In a comment the other day, I said:
I’m opposed to the concept of anonymity on the internet in general (the same reason I hate that people on IRC use handles rather than real names, or handles that don’t even resemble their real names). I make exception for political dissidents etc. of course.
Based on a couple of emailed comments, wanted to clarify my position on that: There seems to be an aspect of internet subculture which conflates anonymity with privacy. What I’m talking about here is standing by your name – accountability. I feel that what you write, and the domains (i.e. publications) you own should in most cases be attached to your real name. I feel that it is possible to be non-anonymous while still keeping private information private. I feel that attaching your name to your expressions is connected somehow to integrity.
When I enter an IRC channel or chat and everyone is using a handle rather than a real name, I feel suspicious. Do these same people configure their email clients to use false names as well? The predominance of nicknames in IRC doesn’t automatically mean everyone is “hiding” something, but it does mean people may be inclined to say things they wouldn’t if they were using their real names. It invites the saying of things that might not be said otherwise. Some call that a level of freedom we don’t have in meatspace. I’m not sure that exercising that freedom without good cause is necessarily beneficial.
I don’t begrudge anyone the right to be anonymous if they choose to be – I just don’t think it’s necessary most of the time. I also think that a lot more conversation on the internet would be civil if pseudonyms were removed from the picture. Again, I make exception for some political speech.
A friend pointed out that artists sometimes work under pseudonyms for artistic reasons that have nothing to do either with politics or actual anonymity — just pure art. Fair enough. But we also know — or can easily find — the real names of most artists working under pseudonyms. If an artist (or writer, or domain owner) is taking positive steps to thoroughly hide their real name, we assume they have political or other very good reasons to do so. If not, then we are suspicious of their reasons for seeking anonymity, and credibility is in question.
Then again, maybe I’m reading too much into it.
5 Replies to “On Anonymity”
At times I have posted comments anonymously – mainly because the comment could have gotten me into trouble with employers, and that’s not something I want to happen. Most of the time, I agree – if you don’t want to be connected to what you are saying, for christ’s sake, don’t say it!
“While it may seem like we’re standing here together talking, this is in fact dada; an absurdist joke.”
– Ray Johnson
Part of me believes that anonymity is a blessing on the internet. I post comments on blogs anonymously because usually it doesn’t really matter who I am, it is what I have to say that matters. Most people do not understand how to have a civil argument. Any irrelevant personal information you give them can be used against you. You could do a search on my name and find something I’ve said previously to construct an argument against the position I’m taking. If I am anonymous, the discussion stays at the site where it originated–there is no looking anywhere. I prefer to keep it about ideas, not about me.

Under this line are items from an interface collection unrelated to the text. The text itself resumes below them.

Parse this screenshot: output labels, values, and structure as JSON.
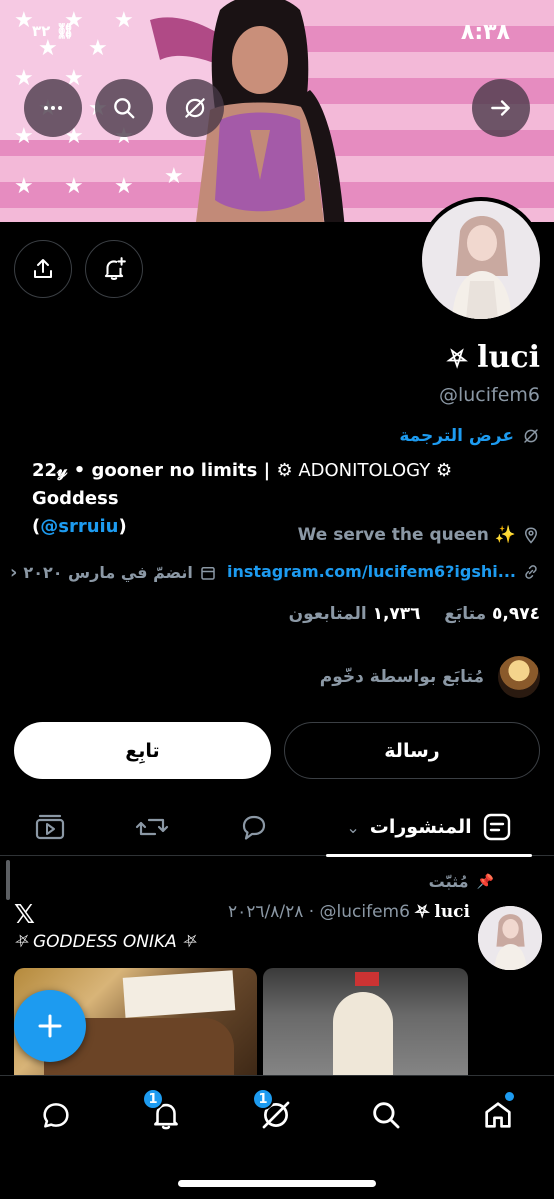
{
  "status_bar": {
    "time": "٨:٣٨",
    "left_indicator": "٣٢"
  },
  "banner": {
    "colors": {
      "stripe_light": "#f3b9d8",
      "stripe_dark": "#e68cc0"
    }
  },
  "profile": {
    "name": "luci",
    "name_symbol": "⛧",
    "handle": "@lucifem6",
    "translate_label": "عرض الترجمة",
    "bio_part1": "22𝓎 • gooner no limits | ",
    "bio_part2": "ADONITOLOGY",
    "bio_part3": "Goddess",
    "bio_mention": "@srruiu",
    "location": "We serve the queen ✨",
    "url": "instagram.com/lucifem6?igshi...",
    "joined": "انضمّ في مارس ٢٠٢٠",
    "following_count": "٥,٩٧٤",
    "following_label": "متابَع",
    "followers_count": "١,٧٣٦",
    "followers_label": "المتابعون",
    "followed_by": "مُتابَع بواسطة دخّوم"
  },
  "actions": {
    "follow_label": "تابِع",
    "message_label": "رسالة"
  },
  "tabs": {
    "posts_label": "المنشورات"
  },
  "tweet": {
    "pinned_label": "مُثبّت",
    "author_name": "luci",
    "author_symbol": "⛧",
    "author_handle": "@lucifem6",
    "date": "٢٠٢٦/٨/٢٨",
    "text": "⛧ GODDESS ONIKA ⛧"
  },
  "nav": {
    "notifications_badge": "1",
    "grok_badge": "1"
  },
  "colors": {
    "accent": "#1d9bf0",
    "background": "#000000",
    "muted": "#8b98a5"
  }
}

I like the way Anonymous made his (her) point. Personally, I avoid putting my last name out there because of my wife and young kids. Our extended family uses personal blogs to keep in touch, but we all keep last names and addresses out of the content. We are certainly accountable to the many who read our blogs and know us in “meatspace.”

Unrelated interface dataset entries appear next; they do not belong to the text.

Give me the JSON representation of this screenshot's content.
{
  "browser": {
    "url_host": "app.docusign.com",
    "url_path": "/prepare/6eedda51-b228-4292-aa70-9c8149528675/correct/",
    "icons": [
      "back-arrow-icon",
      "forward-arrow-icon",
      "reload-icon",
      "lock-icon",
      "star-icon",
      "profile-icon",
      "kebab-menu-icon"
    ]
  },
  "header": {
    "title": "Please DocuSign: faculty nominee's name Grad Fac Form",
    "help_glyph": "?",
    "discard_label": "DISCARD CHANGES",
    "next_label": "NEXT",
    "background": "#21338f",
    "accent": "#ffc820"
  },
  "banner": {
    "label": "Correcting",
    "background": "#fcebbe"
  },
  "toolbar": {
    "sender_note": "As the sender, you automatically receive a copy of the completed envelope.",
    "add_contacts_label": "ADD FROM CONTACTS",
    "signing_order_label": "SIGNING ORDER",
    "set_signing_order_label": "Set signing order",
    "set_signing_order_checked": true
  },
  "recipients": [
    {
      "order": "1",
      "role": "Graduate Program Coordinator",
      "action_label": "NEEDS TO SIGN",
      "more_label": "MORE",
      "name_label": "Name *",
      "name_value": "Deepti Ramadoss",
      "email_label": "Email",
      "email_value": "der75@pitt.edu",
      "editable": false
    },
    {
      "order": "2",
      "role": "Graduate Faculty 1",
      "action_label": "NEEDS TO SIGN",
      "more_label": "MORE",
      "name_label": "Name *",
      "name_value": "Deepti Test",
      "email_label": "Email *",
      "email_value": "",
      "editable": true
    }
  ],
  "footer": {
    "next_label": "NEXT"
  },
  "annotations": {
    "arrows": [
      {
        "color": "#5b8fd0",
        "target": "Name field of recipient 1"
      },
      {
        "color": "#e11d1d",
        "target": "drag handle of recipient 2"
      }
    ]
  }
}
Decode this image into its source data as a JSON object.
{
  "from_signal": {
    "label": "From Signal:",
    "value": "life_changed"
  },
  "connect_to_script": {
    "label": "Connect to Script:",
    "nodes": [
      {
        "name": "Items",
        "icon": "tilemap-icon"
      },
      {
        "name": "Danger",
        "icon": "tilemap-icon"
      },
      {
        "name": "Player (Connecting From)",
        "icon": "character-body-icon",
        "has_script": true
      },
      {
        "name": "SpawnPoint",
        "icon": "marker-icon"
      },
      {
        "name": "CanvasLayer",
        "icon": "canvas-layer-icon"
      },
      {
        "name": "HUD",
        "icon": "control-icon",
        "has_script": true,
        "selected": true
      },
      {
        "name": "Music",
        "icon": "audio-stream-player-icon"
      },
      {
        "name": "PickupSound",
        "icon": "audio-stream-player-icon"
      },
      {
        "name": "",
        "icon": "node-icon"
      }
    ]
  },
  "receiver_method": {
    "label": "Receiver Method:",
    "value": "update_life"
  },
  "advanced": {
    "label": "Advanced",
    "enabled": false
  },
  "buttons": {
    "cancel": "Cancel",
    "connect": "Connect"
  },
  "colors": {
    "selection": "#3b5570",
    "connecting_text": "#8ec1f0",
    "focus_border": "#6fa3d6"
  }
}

I worry (just a tad) about Miles. Should he be so easily seen and found? Should I let my 11-year-old and 13-year-old have blogs? (They do.) Fatherhood brings worry.
Of course the gov’ment knows who we all are, so there is always that bit of comfort.
I post comments on blogs anonymously because usually it doesn’t really matter who I am, it is what I have to say that matters.
Well, maybe. But that’s kind of the meat of what I’m getting at. I think it does matter who is saying something. Yes, ideas can float freely in the ether, but ultimately they come from someone, and as a reader, I’m far more likely to give weight to a comment that’s not posted anonymously.
You could do a search on my name and find something I’ve said previously to construct an argument against the position I’m taking.
People will always use one’s words to twist one’s point around, whether online or off, in the media or out.
In any case, I respect your decision to remain anonymous.
Jeb, I definitely do identify with the fatherly worry aspect. Frankly, I anticipate that my worries will be greatly magnified as time goes on and Miles becomes more sophisticated at wandering the internet without supervision.
But my concerns are about what he’s going to do or read online, not about what I’ve posted about him as an infant or toddler. As he gets older, I’ve posted about him much less, and eventually will likely not post about him here at all. We’ll see.